_PROBLEM STATEMENT_: For the data that follows, give the number of lines in which "legend" appears. Add nothing to it.

_DATA SUPPLIED_:
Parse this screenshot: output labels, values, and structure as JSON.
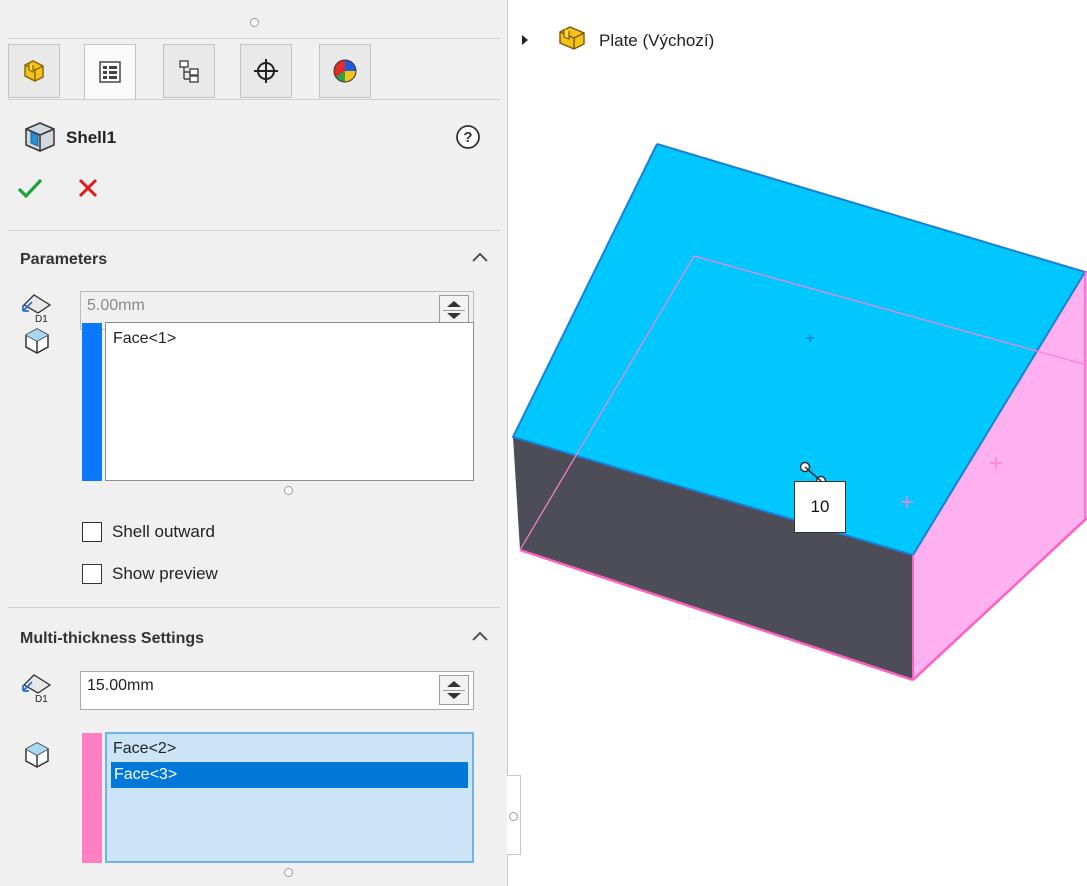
{
  "tabs": [
    {
      "name": "feature-manager",
      "active": false
    },
    {
      "name": "property-manager",
      "active": true
    },
    {
      "name": "configuration-manager",
      "active": false
    },
    {
      "name": "dimxpert-manager",
      "active": false
    },
    {
      "name": "display-manager",
      "active": false
    }
  ],
  "feature": {
    "title": "Shell1",
    "help_icon": "help-icon",
    "ok_icon": "check-icon",
    "cancel_icon": "x-icon"
  },
  "parameters": {
    "title": "Parameters",
    "thickness_value": "5.00mm",
    "faces": [
      "Face<1>"
    ],
    "shell_outward_label": "Shell outward",
    "shell_outward_checked": false,
    "show_preview_label": "Show preview",
    "show_preview_checked": false
  },
  "multi_thickness": {
    "title": "Multi-thickness Settings",
    "thickness_value": "15.00mm",
    "faces": [
      "Face<2>",
      "Face<3>"
    ],
    "selected_index": 1
  },
  "tree": {
    "part_label": "Plate  (Výchozí)"
  },
  "viewport": {
    "callout_value": "10",
    "colors": {
      "top_face": "#00c8ff",
      "front_face": "#4d4d57",
      "side_face": "#ffb0f0",
      "highlight_edge": "#ff5fbf",
      "selected_list": "#0078d7"
    }
  }
}
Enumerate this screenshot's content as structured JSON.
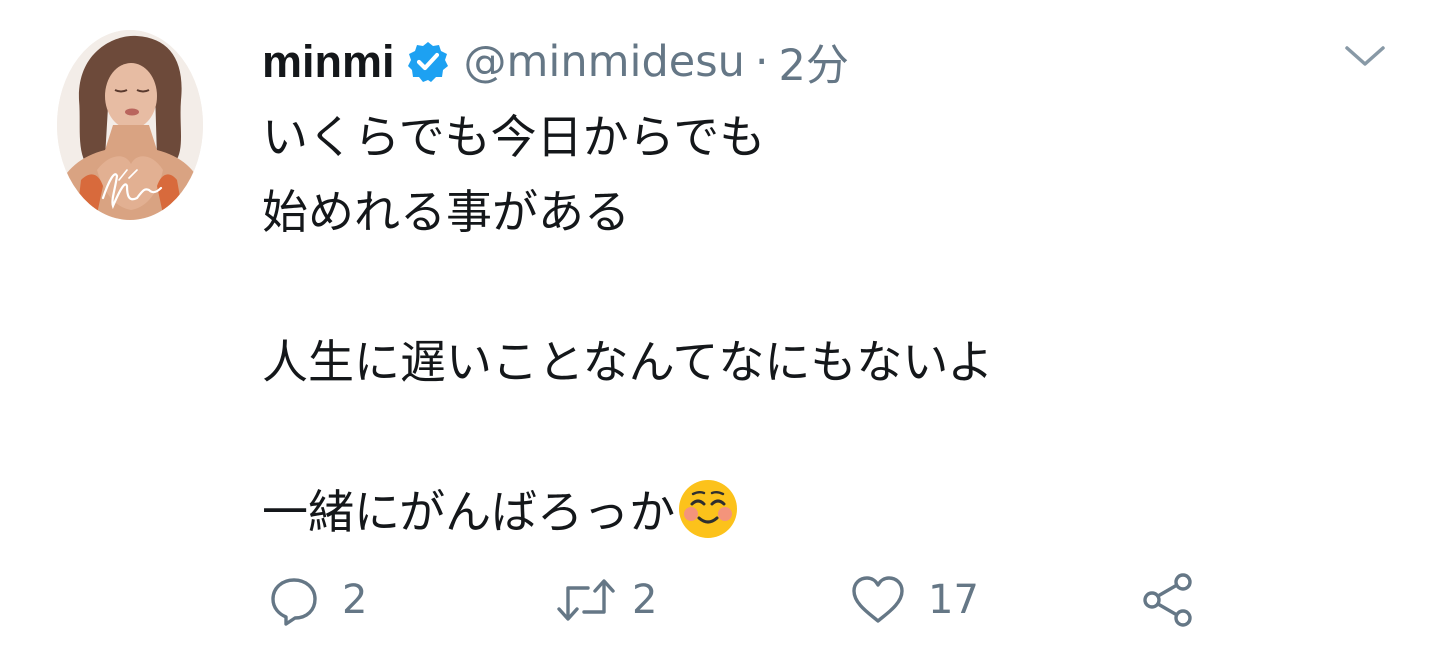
{
  "user": {
    "display_name": "minmi",
    "handle": "@minmidesu",
    "separator": "·",
    "time": "2分",
    "verified": true,
    "avatar_signature": "Min"
  },
  "tweet": {
    "lines": [
      "いくらでも今日からでも",
      "始めれる事がある",
      "",
      "人生に遅いことなんてなにもないよ",
      "",
      "一緒にがんばろっか"
    ],
    "emoji": "smiling-face-with-blush"
  },
  "actions": {
    "reply_count": "2",
    "retweet_count": "2",
    "like_count": "17"
  },
  "colors": {
    "text": "#14171a",
    "secondary": "#657786",
    "verified_blue": "#1da1f2",
    "icon_gray": "#657786"
  },
  "icons": [
    "verified-badge-icon",
    "chevron-down-icon",
    "reply-icon",
    "retweet-icon",
    "like-icon",
    "share-icon"
  ]
}
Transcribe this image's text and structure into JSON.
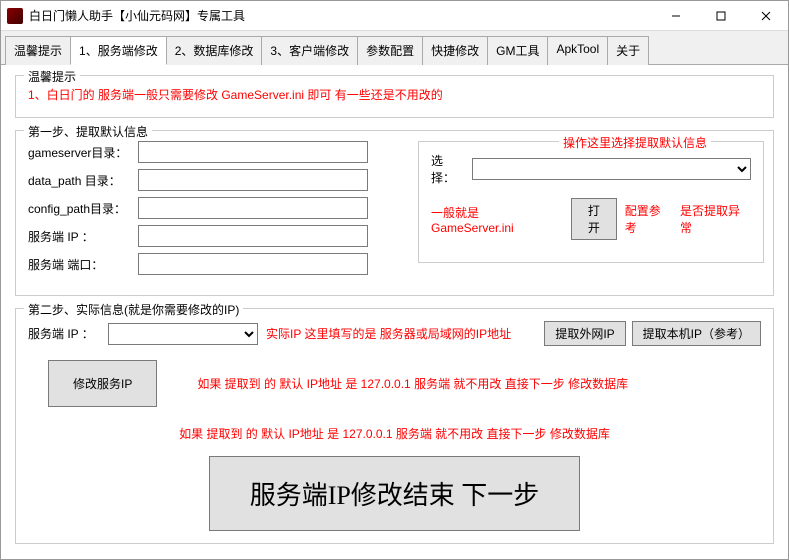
{
  "window": {
    "title": "白日门懒人助手【小仙元码网】专属工具"
  },
  "tabs": [
    "温馨提示",
    "1、服务端修改",
    "2、数据库修改",
    "3、客户端修改",
    "参数配置",
    "快捷修改",
    "GM工具",
    "ApkTool",
    "关于"
  ],
  "active_tab": 1,
  "hint": {
    "legend": "温馨提示",
    "text": "1、白日门的 服务端一般只需要修改 GameServer.ini 即可 有一些还是不用改的"
  },
  "step1": {
    "legend": "第一步、提取默认信息",
    "fields": {
      "gameserver": {
        "label": "gameserver目录：",
        "value": ""
      },
      "data_path": {
        "label": "data_path 目录：",
        "value": ""
      },
      "config_path": {
        "label": "config_path目录：",
        "value": ""
      },
      "server_ip": {
        "label": "服务端 IP ：",
        "value": ""
      },
      "server_port": {
        "label": "服务端 端口：",
        "value": ""
      }
    },
    "right": {
      "legend": "操作这里选择提取默认信息",
      "select_label": "选择：",
      "line_prefix": "一般就是 GameServer.ini",
      "open_btn": "打开",
      "line_mid": "配置参考",
      "line_suffix": "是否提取异常"
    }
  },
  "step2": {
    "legend": "第二步、实际信息(就是你需要修改的IP)",
    "server_ip_label": "服务端 IP ：",
    "server_ip_value": "",
    "real_ip_note": "实际IP 这里填写的是 服务器或局域网的IP地址",
    "btn_get_wan": "提取外网IP",
    "btn_get_local": "提取本机IP（参考）",
    "btn_modify": "修改服务IP",
    "note1": "如果 提取到 的 默认 IP地址 是 127.0.0.1 服务端 就不用改 直接下一步 修改数据库",
    "note2": "如果 提取到 的 默认 IP地址 是 127.0.0.1 服务端 就不用改 直接下一步 修改数据库",
    "big_button": "服务端IP修改结束 下一步"
  }
}
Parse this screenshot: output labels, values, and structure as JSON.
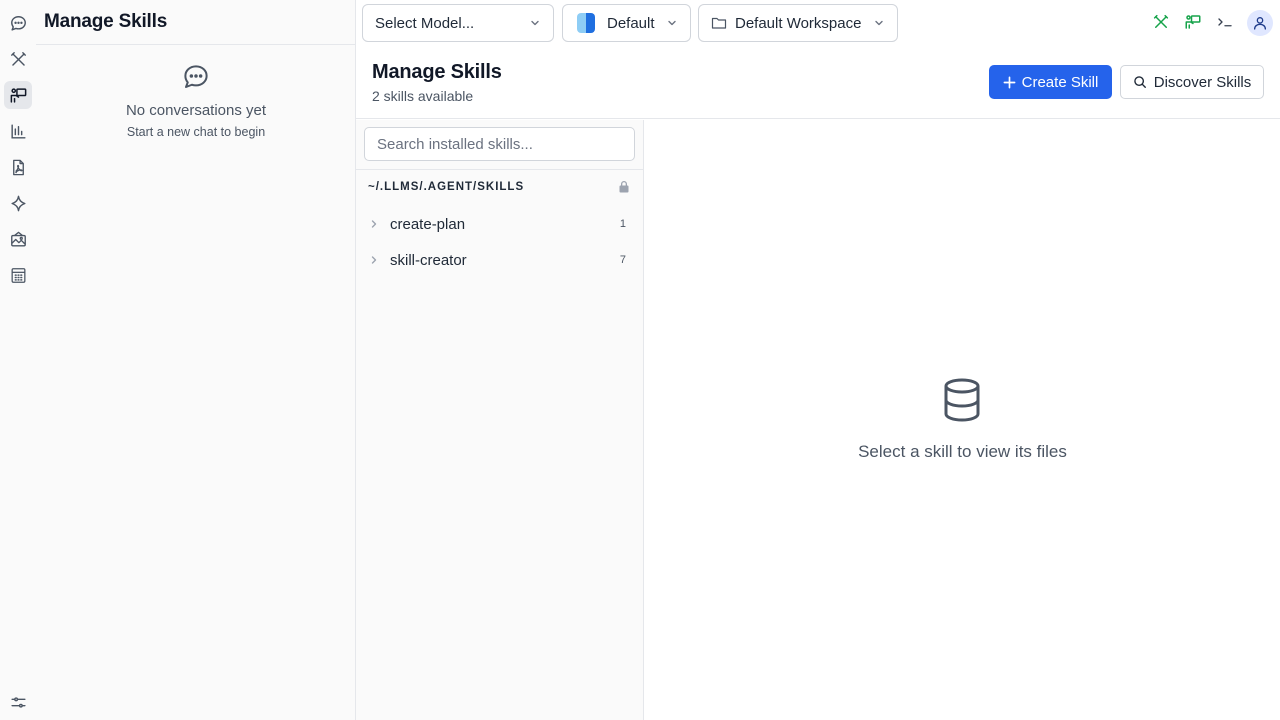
{
  "sidebar": {
    "title": "Manage Skills",
    "empty_title": "No conversations yet",
    "empty_subtitle": "Start a new chat to begin"
  },
  "rail": {
    "items": [
      {
        "icon": "chat-bubble-icon",
        "active": false
      },
      {
        "icon": "tools-icon",
        "active": false
      },
      {
        "icon": "presentation-icon",
        "active": true
      },
      {
        "icon": "bar-chart-icon",
        "active": false
      },
      {
        "icon": "pdf-file-icon",
        "active": false
      },
      {
        "icon": "sparkle-icon",
        "active": false
      },
      {
        "icon": "image-gallery-icon",
        "active": false
      },
      {
        "icon": "calculator-icon",
        "active": false
      }
    ],
    "bottom_icon": "sliders-icon"
  },
  "topbar": {
    "model_select": "Select Model...",
    "profile_select": "Default",
    "workspace_select": "Default Workspace",
    "icons": [
      "tools-icon",
      "presentation-icon",
      "terminal-icon",
      "user-icon"
    ]
  },
  "page": {
    "title": "Manage Skills",
    "subtitle": "2 skills available",
    "create_label": "Create Skill",
    "discover_label": "Discover Skills"
  },
  "skills": {
    "search_placeholder": "Search installed skills...",
    "path": "~/.LLMS/.AGENT/SKILLS",
    "items": [
      {
        "name": "create-plan",
        "count": "1"
      },
      {
        "name": "skill-creator",
        "count": "7"
      }
    ]
  },
  "detail": {
    "empty_text": "Select a skill to view its files"
  },
  "colors": {
    "accent": "#2563eb",
    "green_icon": "#16a34a",
    "border": "#e5e7eb"
  }
}
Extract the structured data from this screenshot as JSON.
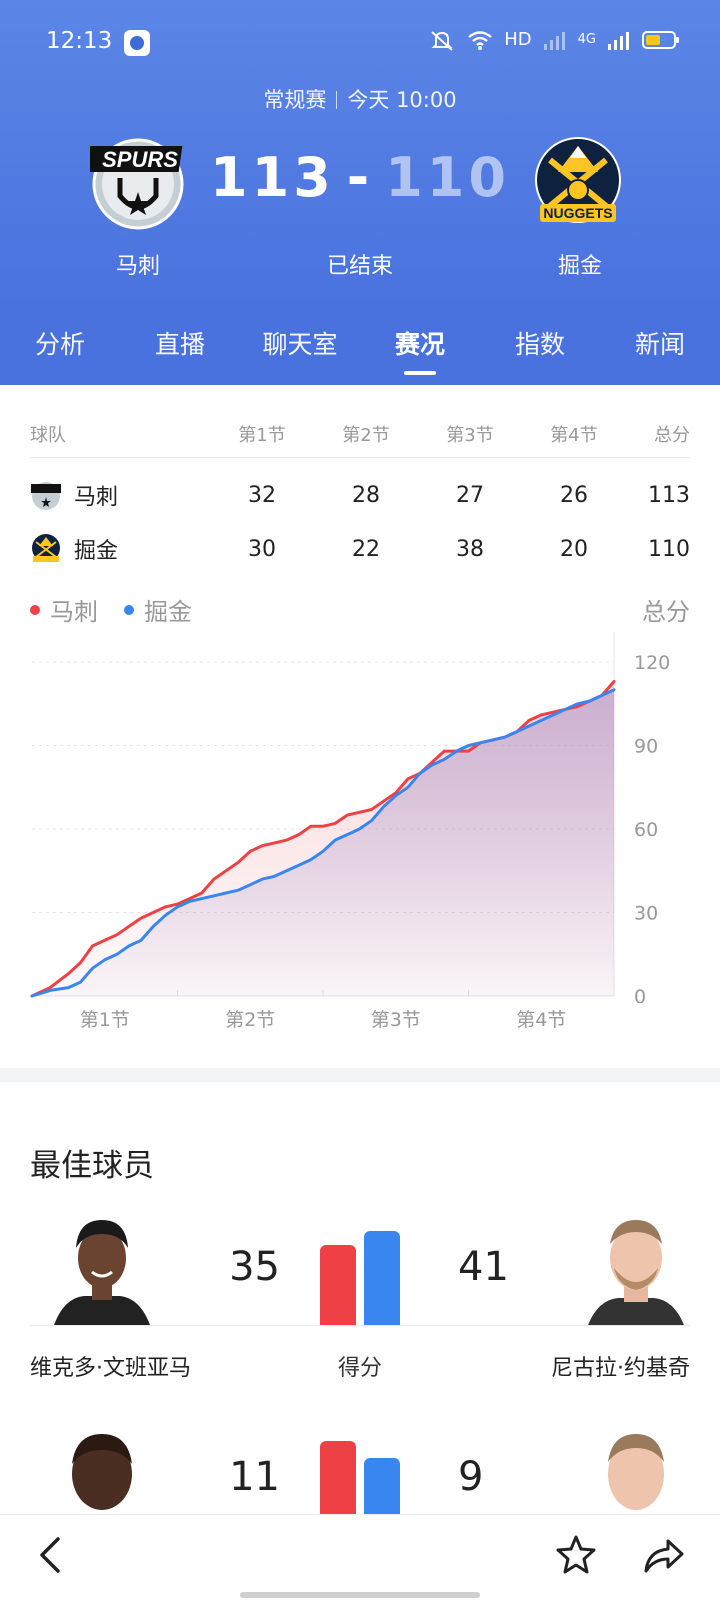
{
  "status_bar": {
    "time": "12:13",
    "network": "HD",
    "signal_4g": "4G"
  },
  "game": {
    "meta_type": "常规赛",
    "meta_time": "今天 10:00",
    "status": "已结束",
    "home": {
      "name": "马刺",
      "score": "113",
      "logo_text": "SPURS"
    },
    "away": {
      "name": "掘金",
      "score": "110",
      "logo_text": "NUGGETS"
    },
    "dash": "-"
  },
  "tabs": [
    "分析",
    "直播",
    "聊天室",
    "赛况",
    "指数",
    "新闻"
  ],
  "active_tab": "赛况",
  "score_table": {
    "headers": [
      "球队",
      "第1节",
      "第2节",
      "第3节",
      "第4节",
      "总分"
    ],
    "rows": [
      {
        "team": "马刺",
        "q": [
          "32",
          "28",
          "27",
          "26"
        ],
        "total": "113"
      },
      {
        "team": "掘金",
        "q": [
          "30",
          "22",
          "38",
          "20"
        ],
        "total": "110"
      }
    ]
  },
  "legend": {
    "home": "马刺",
    "away": "掘金",
    "total_label": "总分"
  },
  "colors": {
    "home": "#ee4045",
    "away": "#3a86f0",
    "header": "#4a72de"
  },
  "chart_data": {
    "type": "line",
    "ylim": [
      0,
      120
    ],
    "y_ticks": [
      "0",
      "30",
      "60",
      "90",
      "120"
    ],
    "x_labels": [
      "第1节",
      "第2节",
      "第3节",
      "第4节"
    ],
    "xlim": [
      0,
      48
    ],
    "series": [
      {
        "name": "马刺",
        "color": "#ee4045",
        "points": [
          [
            0,
            0
          ],
          [
            1.5,
            3
          ],
          [
            3,
            8
          ],
          [
            4,
            12
          ],
          [
            5,
            18
          ],
          [
            6,
            20
          ],
          [
            7,
            22
          ],
          [
            8,
            25
          ],
          [
            9,
            28
          ],
          [
            10,
            30
          ],
          [
            11,
            32
          ],
          [
            12,
            33
          ],
          [
            13,
            35
          ],
          [
            14,
            37
          ],
          [
            15,
            42
          ],
          [
            16,
            45
          ],
          [
            17,
            48
          ],
          [
            18,
            52
          ],
          [
            19,
            54
          ],
          [
            20,
            55
          ],
          [
            21,
            56
          ],
          [
            22,
            58
          ],
          [
            23,
            61
          ],
          [
            24,
            61
          ],
          [
            25,
            62
          ],
          [
            26,
            65
          ],
          [
            27,
            66
          ],
          [
            28,
            67
          ],
          [
            29,
            70
          ],
          [
            30,
            73
          ],
          [
            31,
            78
          ],
          [
            32,
            80
          ],
          [
            33,
            84
          ],
          [
            34,
            88
          ],
          [
            35,
            88
          ],
          [
            36,
            88
          ],
          [
            37,
            91
          ],
          [
            38,
            92
          ],
          [
            39,
            93
          ],
          [
            40,
            95
          ],
          [
            41,
            99
          ],
          [
            42,
            101
          ],
          [
            43,
            102
          ],
          [
            44,
            103
          ],
          [
            45,
            104
          ],
          [
            46,
            106
          ],
          [
            47,
            108
          ],
          [
            48,
            113
          ]
        ]
      },
      {
        "name": "掘金",
        "color": "#3a86f0",
        "points": [
          [
            0,
            0
          ],
          [
            1.5,
            2
          ],
          [
            3,
            3
          ],
          [
            4,
            5
          ],
          [
            5,
            10
          ],
          [
            6,
            13
          ],
          [
            7,
            15
          ],
          [
            8,
            18
          ],
          [
            9,
            20
          ],
          [
            10,
            25
          ],
          [
            11,
            29
          ],
          [
            12,
            32
          ],
          [
            13,
            34
          ],
          [
            14,
            35
          ],
          [
            15,
            36
          ],
          [
            16,
            37
          ],
          [
            17,
            38
          ],
          [
            18,
            40
          ],
          [
            19,
            42
          ],
          [
            20,
            43
          ],
          [
            21,
            45
          ],
          [
            22,
            47
          ],
          [
            23,
            49
          ],
          [
            24,
            52
          ],
          [
            25,
            56
          ],
          [
            26,
            58
          ],
          [
            27,
            60
          ],
          [
            28,
            63
          ],
          [
            29,
            68
          ],
          [
            30,
            72
          ],
          [
            31,
            75
          ],
          [
            32,
            80
          ],
          [
            33,
            83
          ],
          [
            34,
            85
          ],
          [
            35,
            88
          ],
          [
            36,
            90
          ],
          [
            37,
            91
          ],
          [
            38,
            92
          ],
          [
            39,
            93
          ],
          [
            40,
            95
          ],
          [
            41,
            97
          ],
          [
            42,
            99
          ],
          [
            43,
            101
          ],
          [
            44,
            103
          ],
          [
            45,
            105
          ],
          [
            46,
            106
          ],
          [
            47,
            108
          ],
          [
            48,
            110
          ]
        ]
      }
    ]
  },
  "best_players": {
    "title": "最佳球员",
    "rows": [
      {
        "stat": "得分",
        "home_player": "维克多·文班亚马",
        "home_value": 35,
        "away_player": "尼古拉·约基奇",
        "away_value": 41,
        "home_label": "35",
        "away_label": "41"
      },
      {
        "stat": "",
        "home_player": "",
        "home_value": 11,
        "away_player": "",
        "away_value": 9,
        "home_label": "11",
        "away_label": "9"
      }
    ]
  },
  "icons": {
    "back": "chevron-left-icon",
    "favorite": "star-icon",
    "share": "share-icon"
  }
}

_EXPECTED ANSWER_: 5